The pastoral scandal in Hammond has sparked many conversations about why these disasters keep happening, what the phenomenon says about independent fundamental Baptist (IFB) churches and ministies, and what ought to be done to fix whatever exactly is broken. The idea of accountability has figured prominently in several of these conversations.
But if IFB and other branches of Christendom1 are going to use accountability effectively, we’ll have to arrive at a clearer understanding of what accountability is, what it’s limitations are, and where its real value lies. My aim here is to make a small contribution toward that end.

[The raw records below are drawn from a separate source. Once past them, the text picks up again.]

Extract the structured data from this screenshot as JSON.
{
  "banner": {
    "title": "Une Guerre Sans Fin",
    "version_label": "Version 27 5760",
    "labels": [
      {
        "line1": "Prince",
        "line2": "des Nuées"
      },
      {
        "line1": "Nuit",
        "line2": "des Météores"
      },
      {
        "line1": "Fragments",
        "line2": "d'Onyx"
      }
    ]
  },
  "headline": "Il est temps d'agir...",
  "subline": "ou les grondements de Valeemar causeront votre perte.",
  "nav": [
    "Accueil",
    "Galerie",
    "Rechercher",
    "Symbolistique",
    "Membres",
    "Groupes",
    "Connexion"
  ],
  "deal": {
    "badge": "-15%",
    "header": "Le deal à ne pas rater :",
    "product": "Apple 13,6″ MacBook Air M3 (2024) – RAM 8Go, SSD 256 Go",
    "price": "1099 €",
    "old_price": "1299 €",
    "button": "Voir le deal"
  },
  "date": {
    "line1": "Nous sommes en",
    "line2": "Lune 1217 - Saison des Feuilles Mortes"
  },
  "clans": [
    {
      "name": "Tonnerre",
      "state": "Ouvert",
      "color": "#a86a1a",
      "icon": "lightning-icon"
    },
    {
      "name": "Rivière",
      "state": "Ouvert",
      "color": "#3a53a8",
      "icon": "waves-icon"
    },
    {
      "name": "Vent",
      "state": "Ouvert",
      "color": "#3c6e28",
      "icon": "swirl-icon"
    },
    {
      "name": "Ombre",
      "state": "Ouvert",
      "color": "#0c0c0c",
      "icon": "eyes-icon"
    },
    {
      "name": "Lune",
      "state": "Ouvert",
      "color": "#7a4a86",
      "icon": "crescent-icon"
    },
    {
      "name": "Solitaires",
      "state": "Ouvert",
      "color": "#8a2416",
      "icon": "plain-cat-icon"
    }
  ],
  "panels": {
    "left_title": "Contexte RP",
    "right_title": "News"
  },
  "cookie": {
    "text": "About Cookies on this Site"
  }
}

For some, accountability has an almost magical power to keep all bad behavior from happening. Whenever some kind of shocking sin comes to light, their first and last response is “we need more accountability.” In these cases the term “accountability” tends to be defined vaguely if at all. At the other end of the spectrum, some argue that accountability is only something that occurs in response to wrongdoing and that has no power to prevent it (see the conversation here, for example).